  • The 19.8% of respondents who qualified as “hyper-texters” were:

–350% more likely to have had sex
–200% more likely to have tried alcohol
–55% more likely to have been in a physical fight
–41% more likely to have tried illicit drugs
–40% more likely to have tried cigarettes

  • The 11.5% of respondents who qualified as “hyper-networkers” were:

–340% more likely to have an eating disorder
–240% more likely to have attempted suicide
–94% more likely to have been in a physical fight
–84% more likely to have tried illicit drugs
–79% more likely to have tried alcohol
–69% more likely to have had sex

I asked my 17-year son, a high school junior, to comment on these statistics. He expressed no surprise, but also no concern. After all correlation is not causality. He quickly pointed out that the students who text a lot have more active social lives. That may suffice as an explanation, but it is little consolation to parents wondering if they should limit social media use in some way.

Getting a Grip

I recently read an article that purported to have a quick test to see if technology was in danger of becoming a destructive force in your life. Of the ten indicators, our family exhibits more than I quite like to admit. Is this a problem? I’m not sure. We don’t seem unusual, and our Twittering, blogging and Facebooking doesn’t seem all that  damaging — but how can you tell? After all, my parents thought I was addicted to my Princess Slimline telephone when I was 17 years old.

Benefits of A Social Media Vacation

JWT has listed a social media de-tox as one of the 100 trends to watch in 2011. Communications Professor Bill Sledzik did just that with a two-month break from the business side of social media. Sledzik intended 90-days but only made it to 69.  As he teaches social media and PR at Kent State, this was no casual decision.

Sledzik’s blog post on the experience, “How I Spent My Social Media Vacation” indicated that he discovered many productive ways to use the time, preparing a new class and rereading classic books like the “Cluetrain Manifesto” and “Groundswell”, as well as simply focusing more on relaxation. He claims he didn’t really miss it:

It just doesn’t matter. How many bloggers produce such compelling content that you can’t live without it? While I love the digital world, I believe more than ever in the Meatballs Mantra. It just doesn’t matter — at least in the scheme of life.My blog stats went in the crapper during this break, but so what? Still, I’d be lying if I said links and re-tweets don’t motivate me. When people share my ideas, its affirmation of my work and fuel for me ego. And you don’t do this unless you have a sizable ego. Longtime readers know that my conflict with the Web demons goes way back. I love this space, but I hate it, too. The blog gives me voice, but the burden of the blog hangs constantly overhead. A digital guilt trip.

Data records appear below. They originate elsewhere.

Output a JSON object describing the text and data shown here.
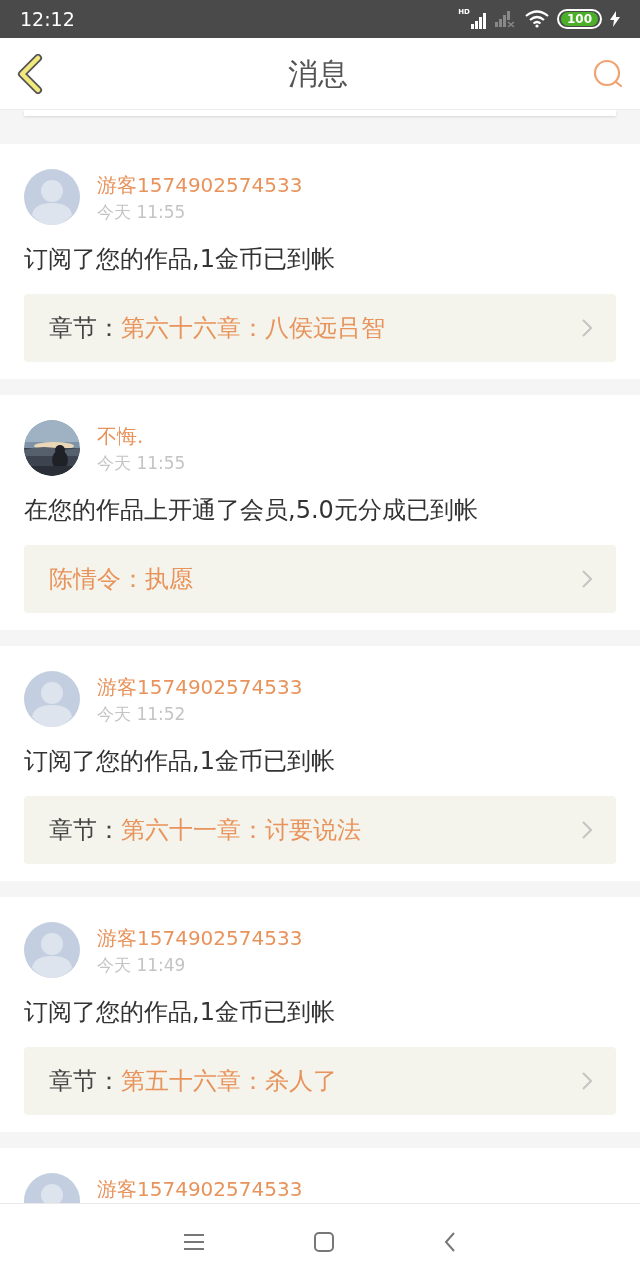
{
  "status_bar": {
    "time": "12:12",
    "signal_label": "HD",
    "battery": "100",
    "charging": true
  },
  "header": {
    "title": "消息"
  },
  "messages": [
    {
      "user": "游客1574902574533",
      "avatar": {
        "kind": "default"
      },
      "time": "今天 11:55",
      "text": "订阅了您的作品,1金币已到帐",
      "link": {
        "label": "章节：",
        "title": "第六十六章：八侯远吕智"
      }
    },
    {
      "user": "不悔.",
      "time": "今天 11:55",
      "text": "在您的作品上开通了会员,5.0元分成已到帐",
      "link": {
        "title": "陈情令：执愿"
      }
    },
    {
      "user": "游客1574902574533",
      "avatar": {
        "kind": "default"
      },
      "time": "今天 11:52",
      "text": "订阅了您的作品,1金币已到帐",
      "link": {
        "label": "章节：",
        "title": "第六十一章：讨要说法"
      }
    },
    {
      "user": "游客1574902574533",
      "avatar": {
        "kind": "default"
      },
      "time": "今天 11:49",
      "text": "订阅了您的作品,1金币已到帐",
      "link": {
        "label": "章节：",
        "title": "第五十六章：杀人了"
      }
    },
    {
      "user": "游客1574902574533",
      "avatar": {
        "kind": "default"
      }
    }
  ]
}
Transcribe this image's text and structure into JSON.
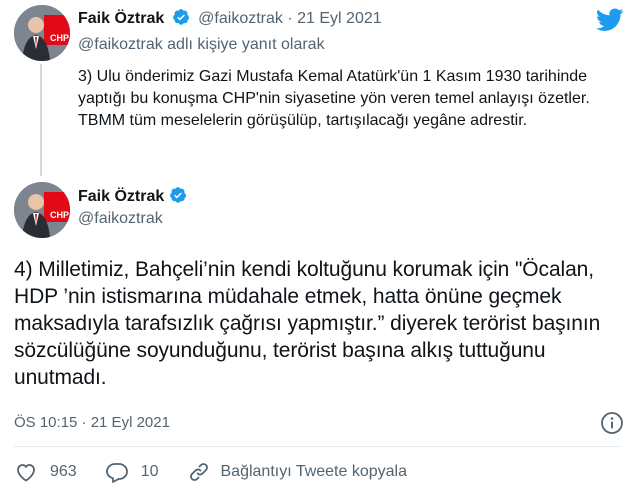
{
  "parent": {
    "name": "Faik Öztrak",
    "handle": "@faikoztrak",
    "separator": "·",
    "date": "21 Eyl 2021",
    "reply_to": "@faikoztrak adlı kişiye yanıt olarak",
    "text": "3) Ulu önderimiz Gazi Mustafa Kemal Atatürk'ün 1 Kasım 1930 tarihinde yaptığı bu konuşma CHP'nin siyasetine yön veren temel anlayışı özetler. TBMM tüm meselelerin görüşülüp, tartışılacağı yegâne adrestir."
  },
  "main": {
    "name": "Faik Öztrak",
    "handle": "@faikoztrak",
    "text": "4) Milletimiz, Bahçeli’nin kendi koltuğunu korumak için \"Öcalan, HDP ’nin istismarına müdahale etmek, hatta önüne geçmek maksadıyla tarafsızlık çağrısı yapmıştır.” diyerek terörist başının sözcülüğüne soyunduğunu, terörist başına alkış tuttuğunu unutmadı.",
    "timestamp": "ÖS 10:15 · 21 Eyl 2021"
  },
  "actions": {
    "likes": "963",
    "replies": "10",
    "copy_link": "Bağlantıyı Tweete kopyala"
  },
  "colors": {
    "twitter_blue": "#1d9bf0",
    "text": "#0f1419",
    "muted": "#536471",
    "chp_red": "#e30a17"
  },
  "icons": {
    "bird": "twitter-bird-icon",
    "verified": "verified-badge-icon",
    "info": "info-icon",
    "like": "heart-icon",
    "reply": "reply-bubble-icon",
    "link": "link-icon"
  }
}
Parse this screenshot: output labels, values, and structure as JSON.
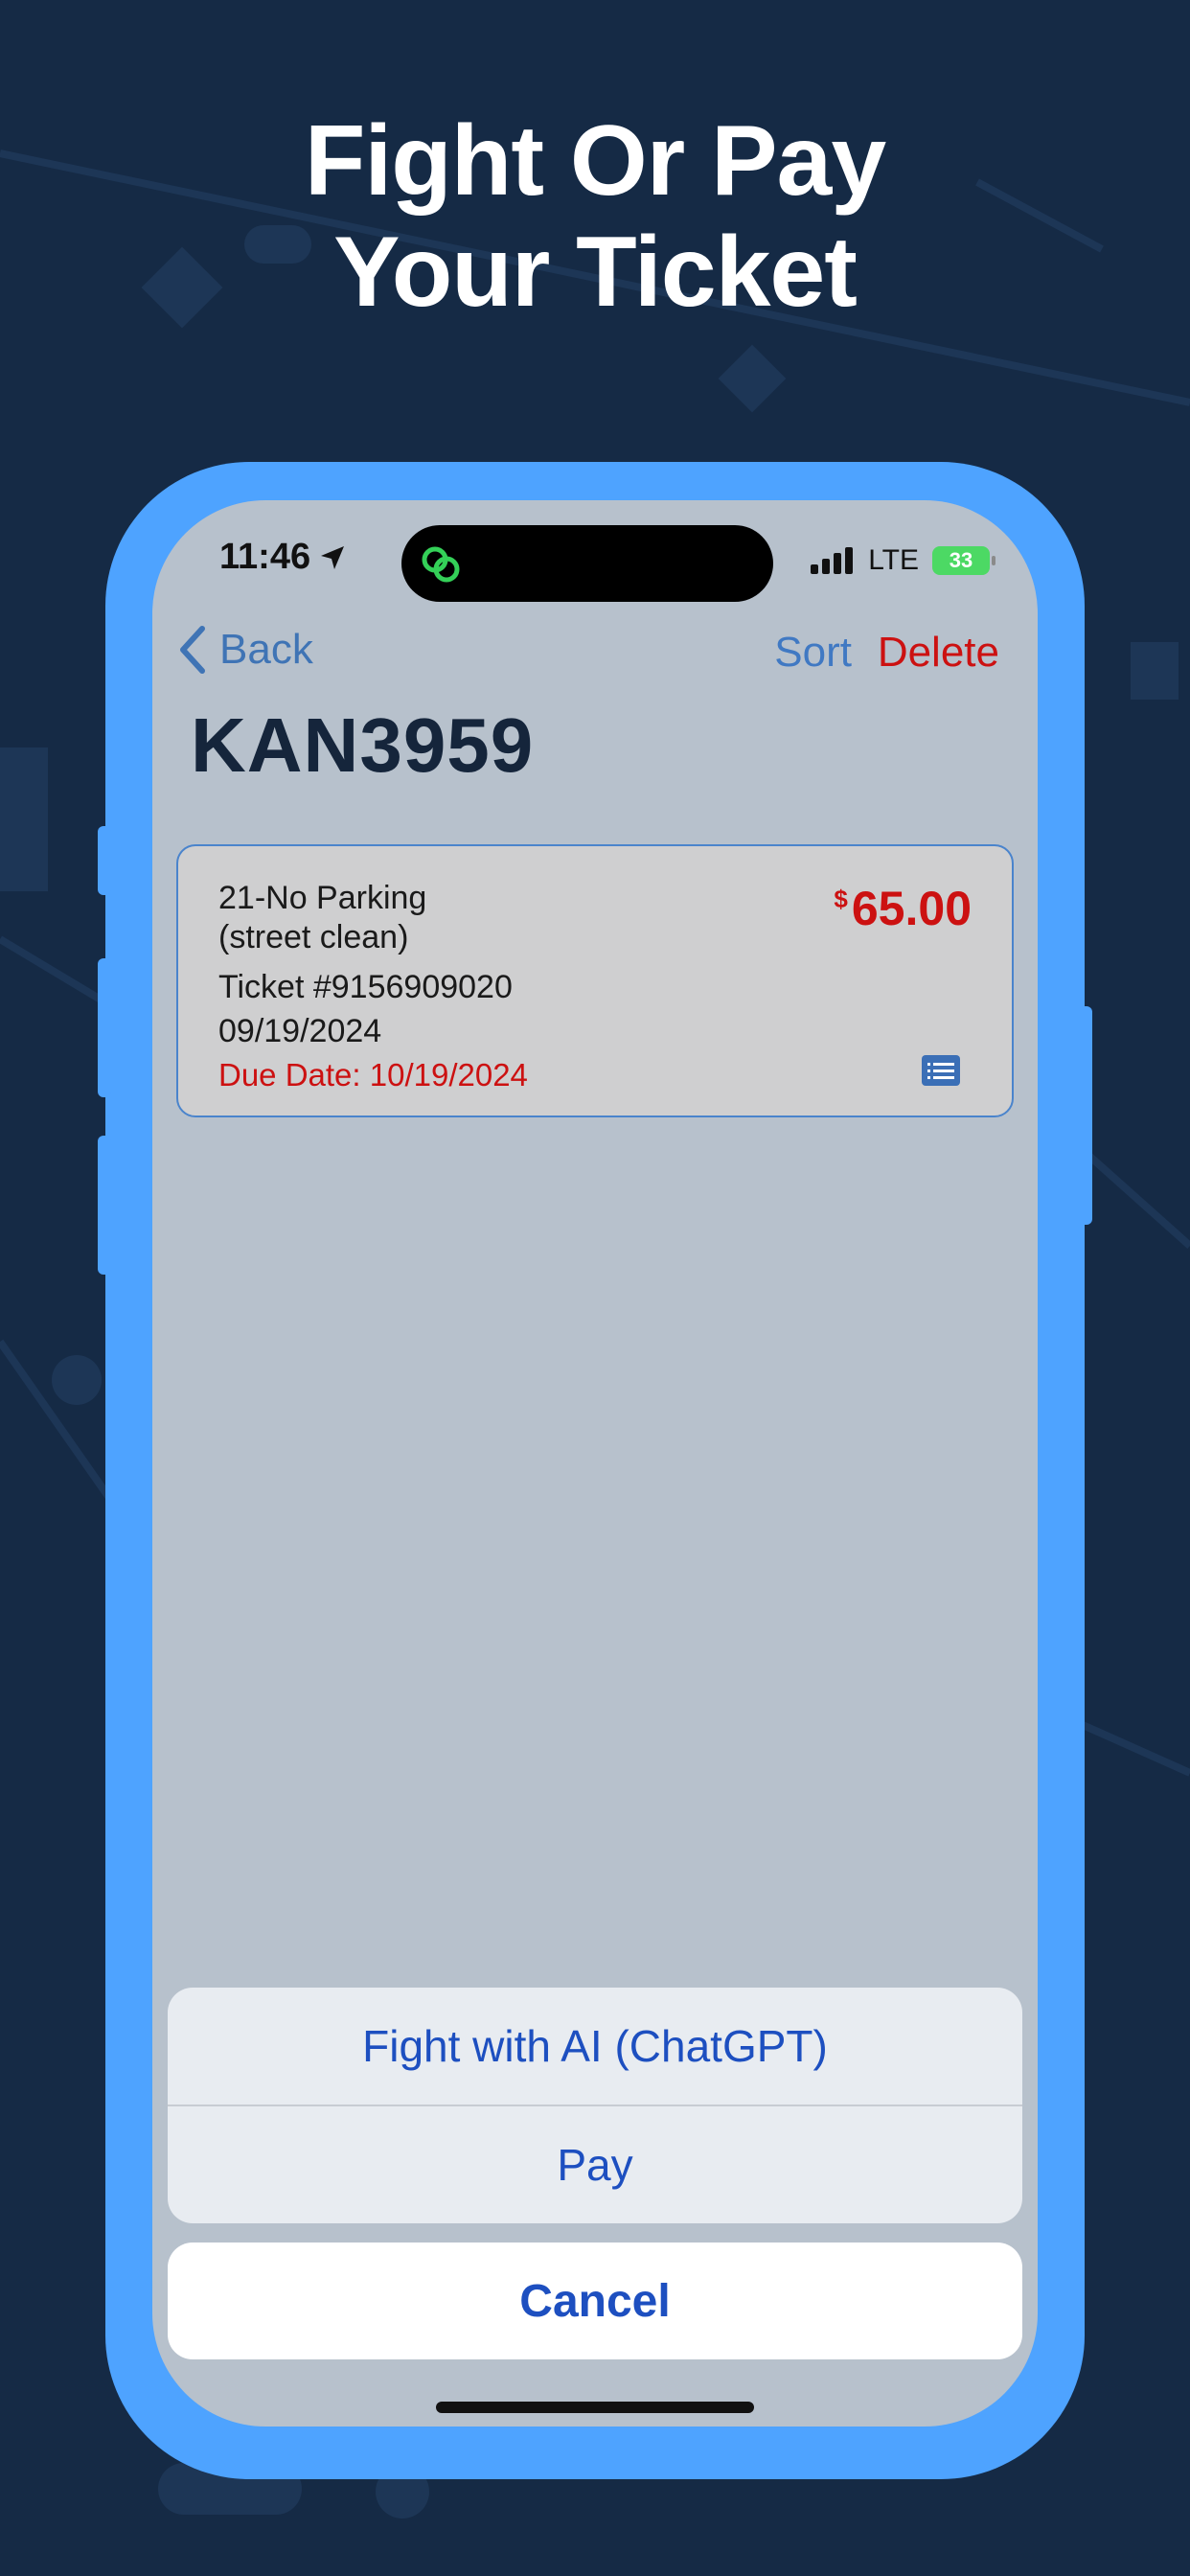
{
  "headline": {
    "line1": "Fight Or Pay",
    "line2": "Your Ticket"
  },
  "status_bar": {
    "time": "11:46",
    "network": "LTE",
    "battery": "33"
  },
  "nav": {
    "back_label": "Back",
    "sort_label": "Sort",
    "delete_label": "Delete"
  },
  "plate": "KAN3959",
  "ticket": {
    "violation_line1": "21-No Parking",
    "violation_line2": "(street clean)",
    "currency": "$",
    "amount": "65.00",
    "ticket_number": "Ticket #9156909020",
    "date": "09/19/2024",
    "due_date": "Due Date: 10/19/2024"
  },
  "action_sheet": {
    "fight_label": "Fight with AI (ChatGPT)",
    "pay_label": "Pay",
    "cancel_label": "Cancel"
  },
  "colors": {
    "background": "#152a45",
    "phone_frame": "#4ea3ff",
    "accent_red": "#cc1111",
    "accent_blue": "#1d4fc0"
  }
}
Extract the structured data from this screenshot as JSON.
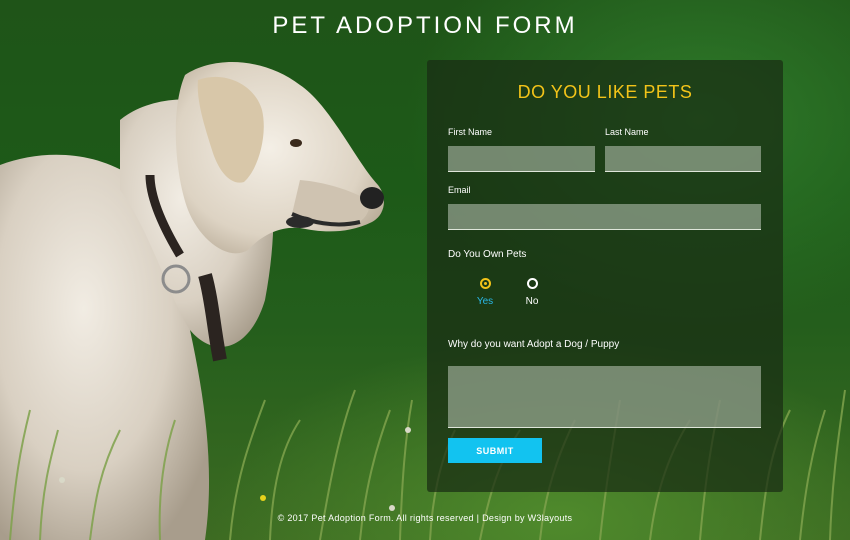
{
  "page": {
    "title": "PET ADOPTION FORM",
    "footer": "© 2017 Pet Adoption Form. All rights reserved | Design by W3layouts"
  },
  "form": {
    "heading": "DO YOU LIKE PETS",
    "first_name_label": "First Name",
    "first_name_value": "",
    "last_name_label": "Last Name",
    "last_name_value": "",
    "email_label": "Email",
    "email_value": "",
    "own_pets_label": "Do You Own Pets",
    "own_pets_options": [
      "Yes",
      "No"
    ],
    "own_pets_selected": "Yes",
    "reason_label": "Why do you want Adopt a Dog / Puppy",
    "reason_value": "",
    "submit_label": "SUBMIT"
  },
  "colors": {
    "heading": "#f2c319",
    "submit_bg": "#12c3f0",
    "selected_option": "#29b8e8",
    "background": "#1f5418"
  }
}
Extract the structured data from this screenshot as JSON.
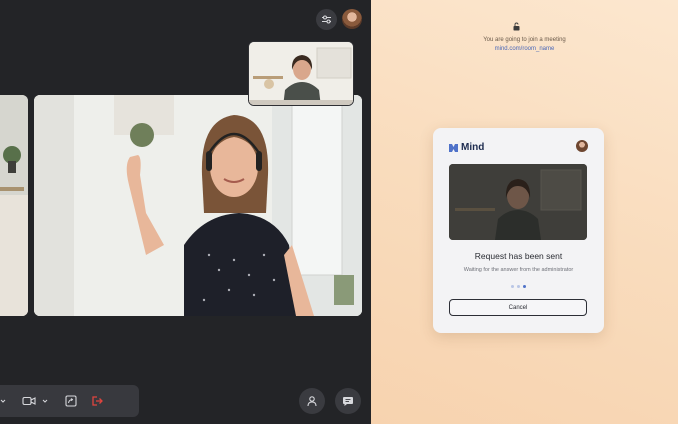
{
  "meeting": {
    "toolbar_colors": {
      "leave": "#e0443e",
      "icon": "#d8d9dd"
    }
  },
  "invite": {
    "join_message": "You are going to join a meeting",
    "room_url": "mind.com/room_name",
    "card": {
      "brand": "Mind",
      "status_title": "Request has been sent",
      "status_subtitle": "Waiting for the answer from the administrator",
      "progress_dots": 3,
      "active_dot": 3,
      "cancel_label": "Cancel"
    }
  },
  "colors": {
    "accent": "#4f72c9",
    "peach_background": "#f9dcbd",
    "dark_background": "#232427"
  }
}
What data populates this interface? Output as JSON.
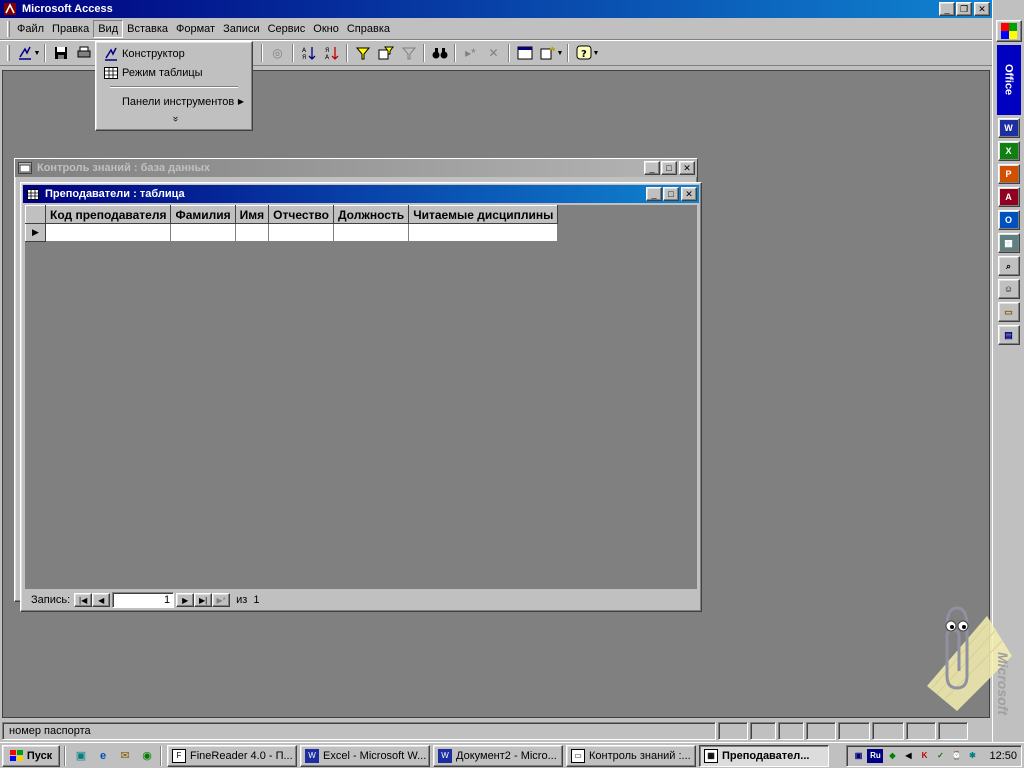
{
  "app": {
    "title": "Microsoft Access",
    "window_buttons": {
      "minimize": "_",
      "restore": "❐",
      "close": "✕"
    }
  },
  "menubar": {
    "items": [
      "Файл",
      "Правка",
      "Вид",
      "Вставка",
      "Формат",
      "Записи",
      "Сервис",
      "Окно",
      "Справка"
    ]
  },
  "view_menu": {
    "items": [
      {
        "label": "Конструктор",
        "icon": "design-view-icon"
      },
      {
        "label": "Режим таблицы",
        "icon": "datasheet-icon"
      },
      {
        "label": "Панели инструментов",
        "icon": ""
      }
    ],
    "more": "»"
  },
  "db_window": {
    "title": "Контроль знаний : база данных"
  },
  "table_window": {
    "title": "Преподаватели : таблица",
    "columns": [
      "Код преподавателя",
      "Фамилия",
      "Имя",
      "Отчество",
      "Должность",
      "Читаемые дисциплины"
    ],
    "nav": {
      "label": "Запись:",
      "current": "1",
      "of_label": "из",
      "total": "1"
    }
  },
  "statusbar": {
    "text": "номер паспорта"
  },
  "office_bar": {
    "label": "Office",
    "buttons": [
      "word-icon",
      "excel-icon",
      "powerpoint-icon",
      "access-icon",
      "outlook-icon",
      "calculator-icon",
      "find-icon",
      "contacts-icon",
      "folder-icon",
      "document-icon"
    ]
  },
  "clippy": {
    "brand": "Microsoft"
  },
  "taskbar": {
    "start_label": "Пуск",
    "tasks": [
      {
        "label": "FineReader 4.0 - П...",
        "icon": "finereader-icon",
        "active": false
      },
      {
        "label": "Excel - Microsoft W...",
        "icon": "word-icon",
        "active": false
      },
      {
        "label": "Документ2 - Micro...",
        "icon": "word-icon",
        "active": false
      },
      {
        "label": "Контроль знаний :...",
        "icon": "database-icon",
        "active": false
      },
      {
        "label": "Преподавател...",
        "icon": "table-icon",
        "active": true
      }
    ],
    "tray_lang": "Ru",
    "clock": "12:50"
  },
  "colors": {
    "title_active": "#000080",
    "desktop": "#808080",
    "face": "#c0c0c0"
  }
}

Now that he has returned to blogging, reading blogs and sharing in the digital world, Sledzik ends with this question – if it weren’t for my job, would I just walk away? Sledzik isn’t sure and neither am I.  It is fun to be connected and sharing ideas. I genuinely enjoy my Twitter friends, the ‘thrill’ of seeing my posts get RT’s and comments. The question is whether I can do it in moderation, balancing the time spent with the firehose with time spent reading books and in reflection.

In Search of Balance

A few months ago I was struggling to write a book on social media and branding. I have written several articles on this subject and wanted to do a more thorough job. Yet it just wasn’t coming together. My good friend and colleague Gaurav Bhalla, an accomplished author himself, immediately diagnosed my problem. He pointed out that I was so immersed in what other people had to say on the subject I was having trouble finding my own voice.  When you are deeply into a subject, you are hyper sensitive to everything you read that is even remotely connected and it interferes with clear thought. Once I recognized this, and stopped obsessively reading every new post on the subject, writing became much easier.

I wonder if it is the same for some teens? In their effort to hear what everyone else is saying, they may be losing the ability to hear their own voice.   Everything in moderation, yet the demands of social media are so insistent, this may not be possible.